I also appreciated that the book is honest about the flaws and failings of the women that are featured, as well as telling of their faithfulness. It’s a reassuring reminder that faithfulness does not equal perfection!
Gentle And Lowly by Dane C. Ortlund
“Christians know what Jesus Christ has done–but who is he? What is his deepest heart for his people, weary and faltering on their journey toward heaven? Jesus said he is “gentle and lowly in heart.” This book reflects on these words, opening up a neglected yet central truth about who he is for sinners and sufferers today.” (blurb from Amazon)
I have probably read more recommendations for this book than for any other I can think of. It is a comforting read, full of truth and encouragement.
Another book which ties in perfectly with my word for the year! It contains a series of reflections on different women of the Bible and how their stories display God’s faithfulness. Each reflection is contributed by a different author, and there is also an accompanying album with a song tying in with each reflection.
I really enjoyed the fresh takes on some familiar stories of women in the Bible (as well as a couple of less familiar ones like Jehosheba) and I loved how the music enhanced each of the reflections.
Live No Lies by John Mark Comer
I think this is the first time I’ve included a book in my favourites for the year before I’ve even finished reading it! However having read around half the book (and planning to finish before the new year), and also having loved John Mark Comer’s previous book “The Ruthless Elimination of Hurry,” I’m confident that it should make the list.
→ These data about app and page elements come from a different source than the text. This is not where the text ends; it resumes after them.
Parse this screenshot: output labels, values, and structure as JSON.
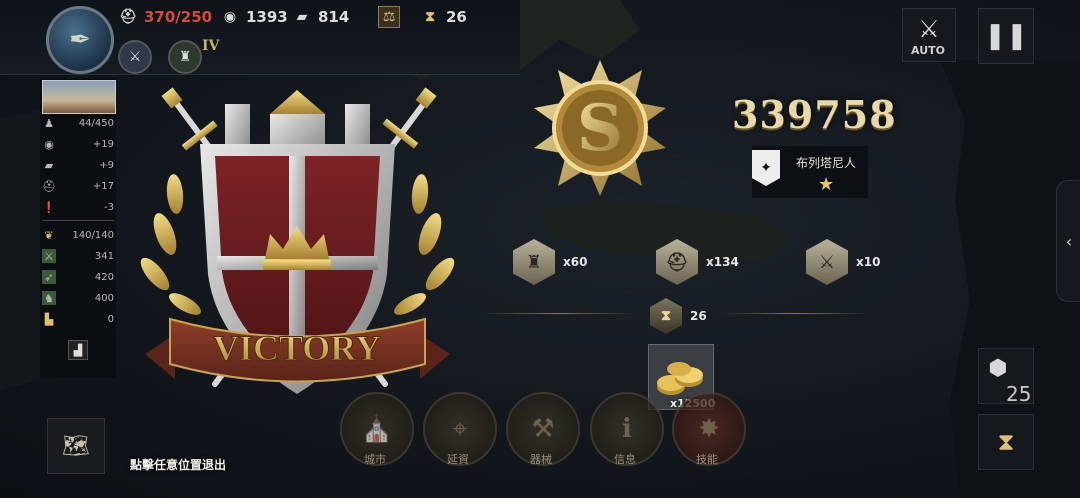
{
  "resources": {
    "manpower": "370/250",
    "silver": "1393",
    "iron": "814",
    "turns": "26"
  },
  "rank_numeral": "IV",
  "city_stats": [
    "44/450",
    "+19",
    "+9",
    "+17",
    "-3",
    "140/140",
    "341",
    "420",
    "400",
    "0"
  ],
  "battle_result": {
    "banner": "VICTORY",
    "score": "339758",
    "faction_name": "布列塔尼人",
    "rewards": [
      {
        "icon": "city-hex-icon",
        "qty": "x60"
      },
      {
        "icon": "helmet-hex-icon",
        "qty": "x134"
      },
      {
        "icon": "swords-hex-icon",
        "qty": "x10"
      }
    ],
    "turn_count": "26",
    "gold_qty": "x12500"
  },
  "bottom_menu": [
    {
      "label": "城市",
      "icon": "cathedral-icon"
    },
    {
      "label": "延資",
      "icon": "map-pin-icon"
    },
    {
      "label": "器械",
      "icon": "catapult-icon"
    },
    {
      "label": "信息",
      "icon": "info-icon"
    },
    {
      "label": "技能",
      "icon": "skill-icon"
    }
  ],
  "exit_hint": "點擊任意位置退出",
  "controls": {
    "auto_label": "AUTO",
    "hex_count": "25"
  },
  "colors": {
    "accent_gold": "#e9d9a8",
    "shield_red": "#6b1d1f",
    "manpower_warning": "#d84a3a"
  }
}
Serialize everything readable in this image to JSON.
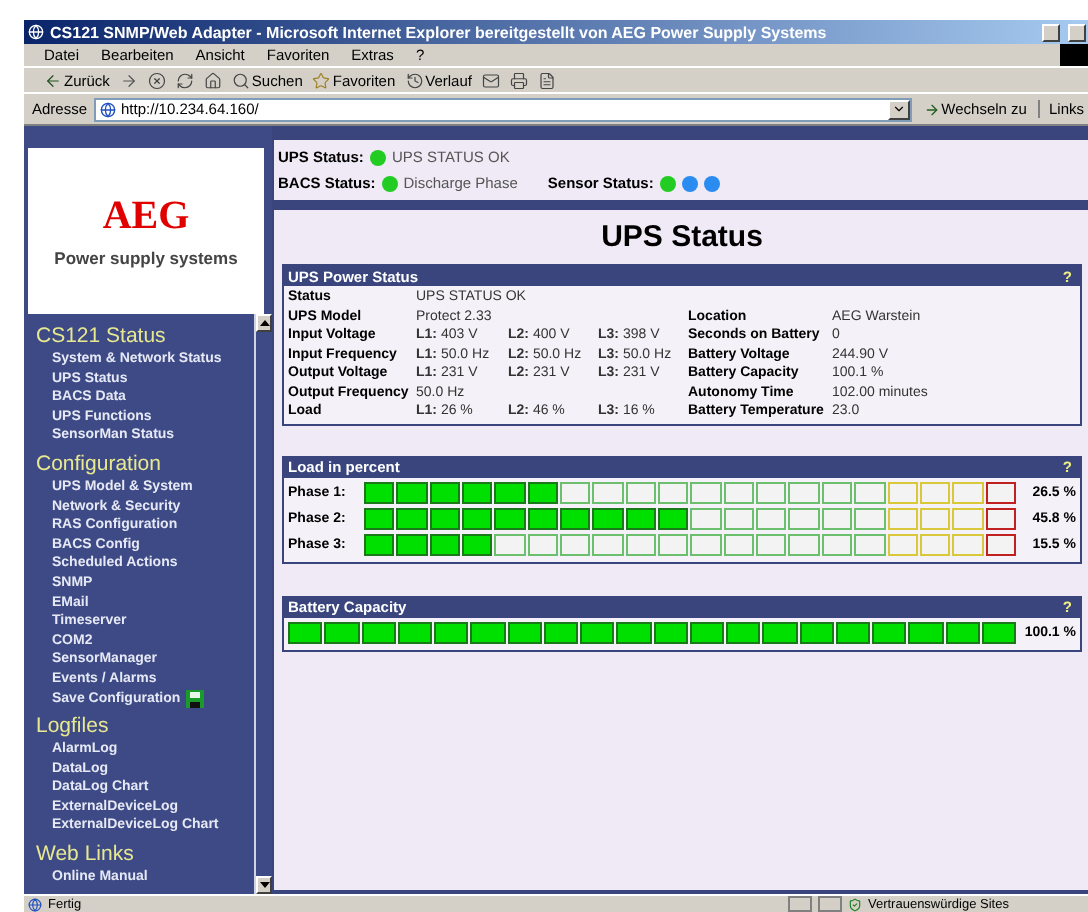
{
  "window": {
    "title": "CS121 SNMP/Web Adapter - Microsoft Internet Explorer bereitgestellt von AEG Power Supply Systems"
  },
  "menu": [
    "Datei",
    "Bearbeiten",
    "Ansicht",
    "Favoriten",
    "Extras",
    "?"
  ],
  "toolbar": [
    {
      "kind": "back",
      "label": "Zurück"
    },
    {
      "kind": "forward"
    },
    {
      "kind": "stop"
    },
    {
      "kind": "refresh"
    },
    {
      "kind": "home"
    },
    {
      "kind": "search",
      "label": "Suchen"
    },
    {
      "kind": "favorites",
      "label": "Favoriten"
    },
    {
      "kind": "history",
      "label": "Verlauf"
    },
    {
      "kind": "mail"
    },
    {
      "kind": "print"
    },
    {
      "kind": "edit"
    }
  ],
  "address": {
    "label": "Adresse",
    "value": "http://10.234.64.160/",
    "go": "Wechseln zu",
    "links": "Links"
  },
  "sidebar": {
    "logo": {
      "brand": "AEG",
      "tagline": "Power supply systems"
    },
    "sections": [
      {
        "title": "CS121 Status",
        "items": [
          {
            "label": "System & Network Status"
          },
          {
            "label": "UPS Status"
          },
          {
            "label": "BACS Data"
          },
          {
            "label": "UPS Functions"
          },
          {
            "label": "SensorMan Status"
          }
        ]
      },
      {
        "title": "Configuration",
        "items": [
          {
            "label": "UPS Model & System"
          },
          {
            "label": "Network & Security"
          },
          {
            "label": "RAS Configuration"
          },
          {
            "label": "BACS Config"
          },
          {
            "label": "Scheduled Actions"
          },
          {
            "label": "SNMP"
          },
          {
            "label": "EMail"
          },
          {
            "label": "Timeserver"
          },
          {
            "label": "COM2"
          },
          {
            "label": "SensorManager"
          },
          {
            "label": "Events / Alarms"
          },
          {
            "label": "Save Configuration",
            "kind": "save"
          }
        ]
      },
      {
        "title": "Logfiles",
        "items": [
          {
            "label": "AlarmLog"
          },
          {
            "label": "DataLog"
          },
          {
            "label": "DataLog Chart"
          },
          {
            "label": "ExternalDeviceLog"
          },
          {
            "label": "ExternalDeviceLog Chart"
          }
        ]
      },
      {
        "title": "Web Links",
        "items": [
          {
            "label": "Online Manual"
          }
        ]
      }
    ]
  },
  "status_panel": {
    "ups": {
      "label": "UPS Status:",
      "color": "#22cc22",
      "text": "UPS STATUS OK"
    },
    "bacs": {
      "label": "BACS Status:",
      "color": "#22cc22",
      "text": "Discharge Phase"
    },
    "sensor": {
      "label": "Sensor Status:",
      "dots": [
        {
          "color": "#22cc22"
        },
        {
          "color": "#2a8cf0"
        },
        {
          "color": "#2a8cf0"
        }
      ]
    }
  },
  "page_title": "UPS Status",
  "power_status": {
    "title": "UPS Power Status",
    "help": "?",
    "rows": [
      {
        "label": "Status",
        "values": [
          "UPS STATUS OK"
        ]
      },
      {
        "label": "UPS Model",
        "values": [
          "Protect 2.33"
        ],
        "key2": "Location",
        "value2": "AEG Warstein"
      },
      {
        "label": "Input Voltage",
        "values": [
          "**L1:** 403 V",
          "**L2:** 400 V",
          "**L3:** 398 V"
        ],
        "key2": "Seconds on Battery",
        "value2": "0"
      },
      {
        "label": "Input Frequency",
        "values": [
          "**L1:** 50.0 Hz",
          "**L2:** 50.0 Hz",
          "**L3:** 50.0 Hz"
        ],
        "key2": "Battery Voltage",
        "value2": "244.90 V"
      },
      {
        "label": "Output Voltage",
        "values": [
          "**L1:** 231 V",
          "**L2:** 231 V",
          "**L3:** 231 V"
        ],
        "key2": "Battery Capacity",
        "value2": "100.1 %"
      },
      {
        "label": "Output Frequency",
        "values": [
          "50.0 Hz"
        ],
        "key2": "Autonomy Time",
        "value2": "102.00 minutes"
      },
      {
        "label": "Load",
        "values": [
          "**L1:** 26 %",
          "**L2:** 46 %",
          "**L3:** 16 %"
        ],
        "key2": "Battery Temperature",
        "value2": "23.0"
      }
    ]
  },
  "load": {
    "title": "Load in percent",
    "help": "?",
    "phases": [
      {
        "label": "Phase 1:",
        "level": 0.3,
        "reading": "26.5 %"
      },
      {
        "label": "Phase 2:",
        "level": 0.5,
        "reading": "45.8 %"
      },
      {
        "label": "Phase 3:",
        "level": 0.2,
        "reading": "15.5 %"
      }
    ]
  },
  "battery": {
    "title": "Battery Capacity",
    "help": "?",
    "level": 1,
    "reading": "100.1 %"
  },
  "status_bar": {
    "text": "Fertig",
    "zone": "Vertrauenswürdige Sites"
  }
}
“As Christians, we’re all at war with three fierce adversaries of the soul that feed us deceptive ideas to harm our spiritual well-being: the world, the flesh and the devil. Live No Lies parses out the tactics, strengths and weaknesses of these enemies, giving you a clear battle plan and spiritual practices to outwit and overcome these evils.
Skilfully weaving together uplifting wisdom and reassuring, practical guidance, this is a book for anyone looking for everyday disciplines to help them care for their soul. Live No Lies will equip you with all you need to make practices for resisting evil an active part of your spiritual formation, and leave you motivated to find happiness and peace in Jesus.” (blurb from Amazon)
I hope you find something here that you will be able to enjoy in 2022, and I’d love to hear your recommendations too! Please share your favourites from this year in the comments!
I’d also like to wish you a very joyful, peaceful Christmas, and however you celebrate this year, I pray you know God with you.